  • Professor Andrea Sella gave a bit of a talk about the elements including about spectral lines which are used to tell what elements are present with an exciting demonstration of different elements present in balloons exploding above the stage.
  • Dr. Kevin Fong showed a picture from the “Apollo 8” mission of earth taken on December 24th from the moon and talked about how a flat-earther chased a number of the Apollo astronauts to get them to swear on a bible that they had been on the moon. He said most astronauts ran away but when Buz Aldrin was approached he realised there was only way to put a stop to this and punched the man in the face. The takeaway from this is: If someone tells you the earth is flat, shut them up by punching them in the face.
  • Comedian/musician Rachel Parris performing her X-Factor entry “I'm amazing” (very funny).
  • The second last event of the evening saw Cox finishing his talk on relativity by talking about black holes with 6 Music’s Shaun Keaveny, Andrew Whitehurst and theoretical physicist Professor Fay Dowker including showing the incredible simulations of black holes created for the film Interstellar.

See the full report of what was shown at

The large Hammersmith (ok “Eventim”) Apollo was a sell-out which was good to see as much of the proceeds went to charity including a silent auction of celebrity memorabilia in the first floor foyer. At over four hours (including a 20 minute interval), the audience was engaged and rowdy throughout…partying quite hard to the music of 80s techno group Orbital at the end of the evening which was a trifle loud (and very repetitive) for us but amazing looking.

A really enjoyable evening with just the right mix of science, comedy and music. Don't like one of the acts? Wait a few minutes there will be another along shortly. Sort of a modern day science vaudeville show. Yeah it was a bit long but it was so much fun. We will certainly be looking at attending next year again, if we can get tickets…

Rating: “Nearly perfect, but not quite”

Review Date: 2018-12-01

Eventim Apollo

Location: London (England)

Address: 45 Queen Caroline Street London, England W6 9QH

Public Transport: TUBE Hammersmith

Telephone: +44 (0) 20 8563 3800

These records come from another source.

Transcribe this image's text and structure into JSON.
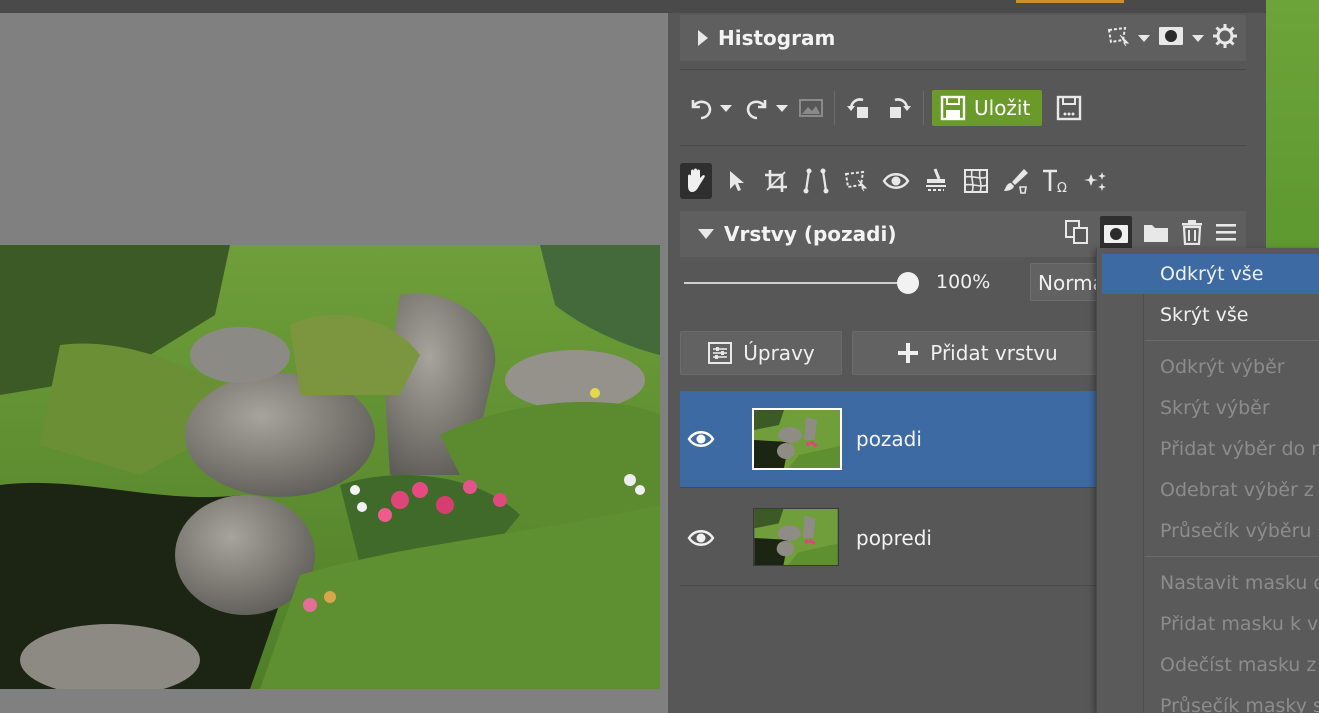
{
  "panel": {
    "histogram": {
      "title": "Histogram"
    },
    "toolbar": {
      "save_label": "Uložit"
    },
    "layers": {
      "title": "Vrstvy (pozadi)",
      "opacity": "100%",
      "blend_mode": "Normální",
      "edits_button": "Úpravy",
      "add_layer_button": "Přidat vrstvu",
      "items": [
        {
          "name": "pozadi",
          "selected": true
        },
        {
          "name": "popredi",
          "selected": false
        }
      ]
    }
  },
  "mask_menu": {
    "items": [
      {
        "label": "Odkrýt vše",
        "enabled": true,
        "highlighted": true
      },
      {
        "label": "Skrýt vše",
        "enabled": true
      },
      {
        "label": "Odkrýt výběr",
        "enabled": false
      },
      {
        "label": "Skrýt výběr",
        "enabled": false
      },
      {
        "label": "Přidat výběr do masky",
        "enabled": false
      },
      {
        "label": "Odebrat výběr z masky",
        "enabled": false
      },
      {
        "label": "Průsečík výběru s maskou",
        "enabled": false
      },
      {
        "label": "Nastavit masku dle výběru",
        "enabled": false
      },
      {
        "label": "Přidat masku k výběru",
        "enabled": false
      },
      {
        "label": "Odečíst masku z výběru",
        "enabled": false
      },
      {
        "label": "Průsečík masky s výběrem",
        "enabled": false
      }
    ]
  },
  "colors": {
    "accent_green": "#6a9a2a",
    "selection_blue": "#3d6aa3",
    "panel_bg": "#575757"
  }
}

Formerly simply the “Hammersmith Apollo” this iconic venue may be uncomfortable and showing it's age but it still has the air of majesty and history about it as it has been largely untouched since the days of the Beatles playing here. The wide (and high) auditorium has no air conditioning with a large stalls area (standing at back) and a large single balcony (circle). The main foyer has four, count them, four bar areas (and a souvenir kiosk).